Last fall, at an out-of-town gathering among clergy friends, I admitted that I felt like I was repeatedly preaching the same four-point sermon: the world is a mess, we have reason to despair, but the future is in God’s hands, therefore we have hope. The backdrop then was increasing polarization in our country, anxiety about a government failing to govern equitably, increasing economic disparity across the globe, and mounting concerns about climate change which is related to all the rest.

A Pastoral Letter from the Reverend Agnes W. Norfleet

Dear BMPC Friends and Family,

We are a people on edge watching fires fueled by a history of systemic racism erupt around the United States of America. The horrifying death of George Floyd under the knee of one Minneapolis police officer, while three other police officers stood by participating, has raised our righteous anger. The fact that this act of injustice followed the recent incidents of Ahmaud Arbery being hunted down and killed while jogging in Brunswick, Georgia, and EMT Breonna Taylor being shot to death in a botched police raid in her Louisville, Kentucky, apartment has enraged anyone with a conscience. The ensuing peaceful protests have been appropriate demonstrations of civil unrest and a cry for justice. The violent eruptions that have accompanied them have not.

Thankful for All Things - Bright and Beautiful

Being home with my children full time has been much different than I thought it would be. As a working parent, they're in daycare five days a week.
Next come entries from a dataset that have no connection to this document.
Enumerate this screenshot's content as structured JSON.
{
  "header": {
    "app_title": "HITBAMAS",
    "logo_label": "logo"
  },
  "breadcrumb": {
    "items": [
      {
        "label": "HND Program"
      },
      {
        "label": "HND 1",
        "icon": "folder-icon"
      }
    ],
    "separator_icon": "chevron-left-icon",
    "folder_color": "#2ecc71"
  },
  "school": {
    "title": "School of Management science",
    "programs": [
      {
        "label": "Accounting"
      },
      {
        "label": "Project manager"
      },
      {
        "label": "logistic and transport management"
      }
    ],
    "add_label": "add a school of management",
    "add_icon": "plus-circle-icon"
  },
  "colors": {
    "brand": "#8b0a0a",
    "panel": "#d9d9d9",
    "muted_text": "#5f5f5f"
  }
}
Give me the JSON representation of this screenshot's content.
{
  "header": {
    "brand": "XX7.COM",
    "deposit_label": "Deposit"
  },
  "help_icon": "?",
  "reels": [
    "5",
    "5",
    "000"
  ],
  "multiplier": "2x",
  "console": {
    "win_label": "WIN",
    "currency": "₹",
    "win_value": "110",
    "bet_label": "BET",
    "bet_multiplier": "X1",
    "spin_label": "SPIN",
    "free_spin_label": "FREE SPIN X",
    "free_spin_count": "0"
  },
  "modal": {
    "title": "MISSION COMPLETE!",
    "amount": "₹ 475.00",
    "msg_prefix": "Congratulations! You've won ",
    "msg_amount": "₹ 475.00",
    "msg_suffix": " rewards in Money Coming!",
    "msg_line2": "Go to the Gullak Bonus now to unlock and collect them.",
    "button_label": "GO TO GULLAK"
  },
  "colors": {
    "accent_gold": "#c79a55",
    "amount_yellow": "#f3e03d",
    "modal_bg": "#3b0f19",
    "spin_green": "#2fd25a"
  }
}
I get home from work and I’m exhausted… and I just try to get through the evening without letting my exhaustion take over.

Confirmation: For the Whole Church

Confirmation is a particular time in the lives of BMPC’s eighth-grade youth and in the life of the church; this time offers opportunities for individual and communal transformation. Even during the pandemic, we are wrapping up a year in which 23 Confirmands met regularly on Sunday mornings to deconstruct and consider the four questions they will answer when they publicly profess their faith on May 31, Confirmation Sunday.


Active Attention

“What gets scheduled gets done.”

It’s a pithy line, first proclaimed by a present-day planning guru, with a penchant for productivity. It’s also a mantra I accept. My planner accompanies my every pursuit: work, family, fun. Each piece of my day appears on the pages of my planner. If “what gets scheduled gets done,” then I better schedule everything.

The New Normal

The realities of our “new normal” become more apparent each day, with calendar entries that now include “Zoom meeting with boss,” “Virtual lunch meeting with client,” and so on. A latecomer to the idea of virtual meetings, I heard of Zoom technology through an email from the head of the Yale Institute of Sacred Music on March 11, alerting me to a Zoom meeting with our students. Little did I know that this would become my new reality. After my first Zoom meeting, all I could ask was, How on earth could this new reality be inspiring, productive or creative?